When we think of indoor air quality (IAQ) issues asbestos, lead, inadequate fresh air exchange and mold come to the forefront, but what about infectious diseases. In hospitals, airborne infection risks are a constant battle. Our knowledge of infectious agents and their most likely pathways of infection allows us to implement practical safeguards to protect those who are recovering from surgery or who are otherwise immunocompromised. It may not be so obvious, but that risk could increase when construction and renovation projects are underway in hospitals. Extra precautions must be taken to protect hospital staff and their patients during such projects. Different areas of the hospital may require more aggressive measures than other parts of the hospital (general care areas compared to the ICU, the Burn Center or the NICU). To mitigate risk, health care facilities use a practice known as Infection Control Risk Assessment (ICRA), a documented process used to protect their patients while much needed renovations to their facilities are conducted. ICRA creates an organized system for architects and contractors to use to help the health care facility’s staff and at risk patients avoid potential airborne particles which may include simple dust of varying concern, bacteria and potentially pathogenic mold varieties. ICRA ultimately reduces the disruption of services to patients when major renovations are taking place.
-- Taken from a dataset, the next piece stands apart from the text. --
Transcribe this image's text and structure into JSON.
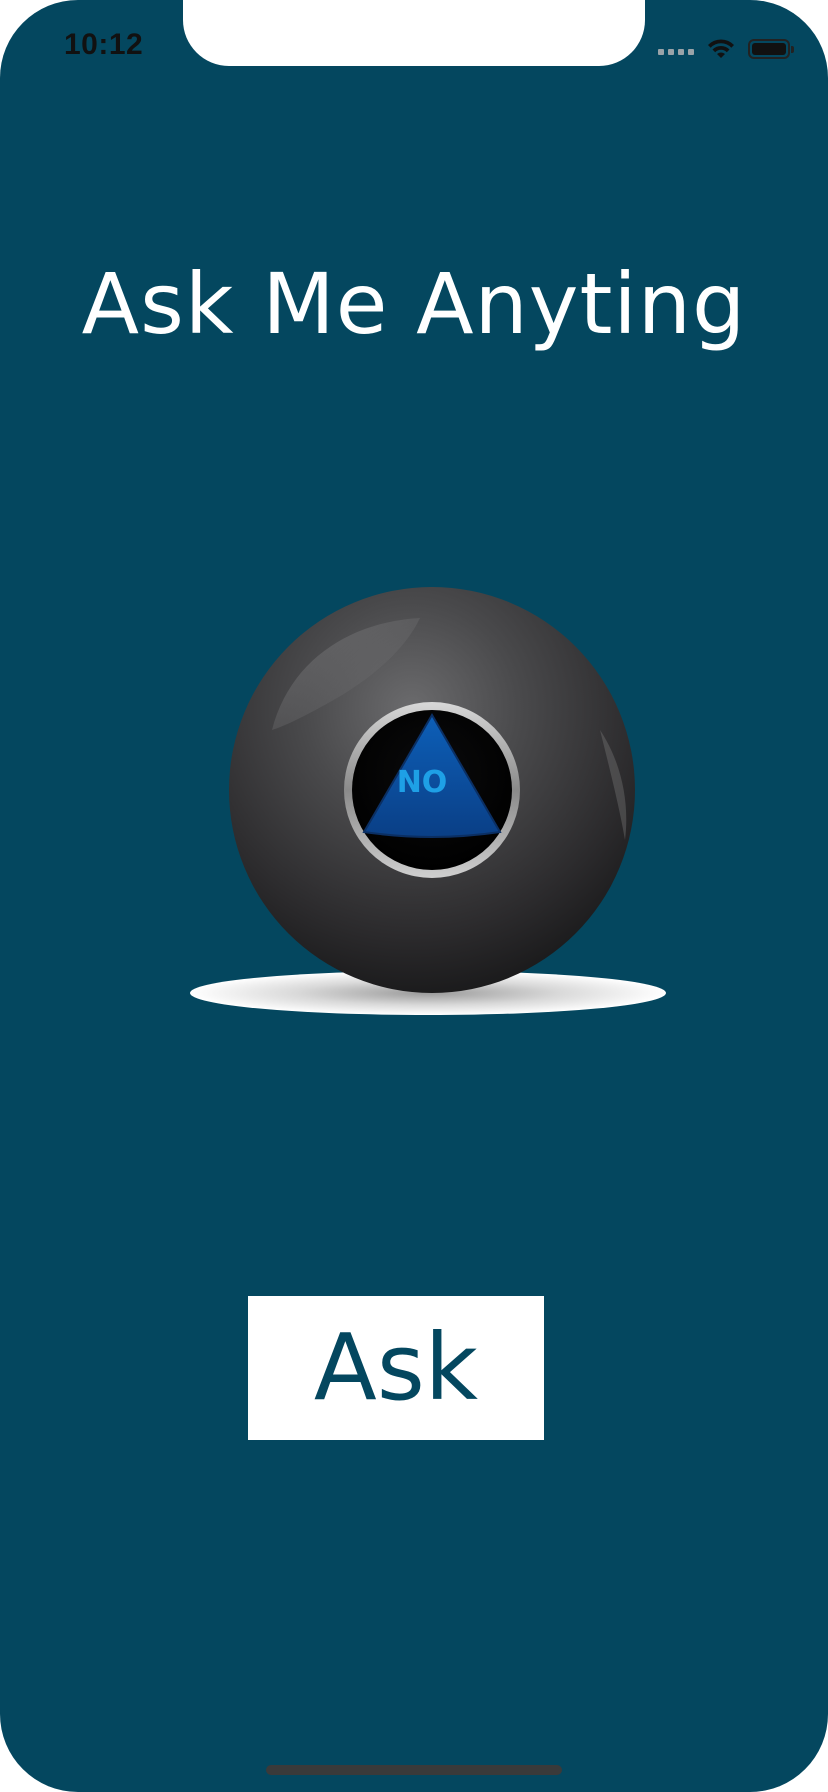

Communication and coordination between the project team and healthcare staff is fundamental to the ICRA process. The design team and contractors must be able to anticipate potential impact during the construction process in order to prevent any lapses in the hospital services. They must understand the environmental conditions such as the levels of filtration, % relative humidity, and acceptable levels of other contaminants in the potentially affected areas. Then they must maintain those required conditions during the construction/renovation process. Planning is intensive due to the numerous variables that must be taken into consideration. These include, but are not limited to:
- Identifying specific hazards
- Construction area containment
- Effectively isolating infection
- Location of airborne infection isolation
- Protective measures
- Ventilation needs and atmospheric conditions
- Facility HVAC and water systems
- Patient relocation
- ICRA training
Understanding the different types of infectious agents and other contaminants as well as how they travel through the indoor environment will allow a team to effectively mitigate infection control risk. Ongoing IAQ oversight is recommended to ensure all precautions are initially achieved and maintained throughout the construction process. Building operations and maintenance (O&M) systems are interconnected; therefore, specific areas, such as surgical rooms, nurseries, laboratories and other areas must be protected to isolate and prevent airborne infection from spreading to these sensitive areas. Essential systems must be addressed to avoid lapses in power to HVAC and HEPA units, to maintain air quality and insure that pressure differentials in critical areas are maintained as well. Additionally, it should be made clear how to proceed should a power outage occur.
ICRA is an effective method for facilities looking to establish a protocol that allows a risk assessment plan to be adapted to each facilities patient population. The hospital staff and the project team should be well versed in the ICRA protocol to prevent spread of particulates, airborne infectious agents and construction dust throughout the facility. Element Environmental Solutions (E2S) is experienced with assisting health care facility managers and architects from schematic design through the construction phase at health care facilities. Renovation projects can be conducted seamlessly by working with abatement/renovation/construction crews and the healthcare facility team to ensure proper actions are taken to maintain patient safety and health. A detailed air sampling plan for appropriate parameters would be implemented within and outside the area of containment to determine whether particles are a risk for patients. Pathogens such as Legionella, MRSA and other bacterial varieties as well as potentially pathogenic varieties of molds can travel quickly in confined spaces. Construction particulates such as asbestos fibers, lead paint dust and other irritating or toxic particulates must be taken into consideration as well.
There are many measures that must be taken to prevent spread of infection during health care facility renovation projects that require communication and cooperation between the construction team and the hospital staff. The infection prevention and risk management measures outlined by ICRA will help to ensure construction does not interfere with the hospitals mission –saving lives.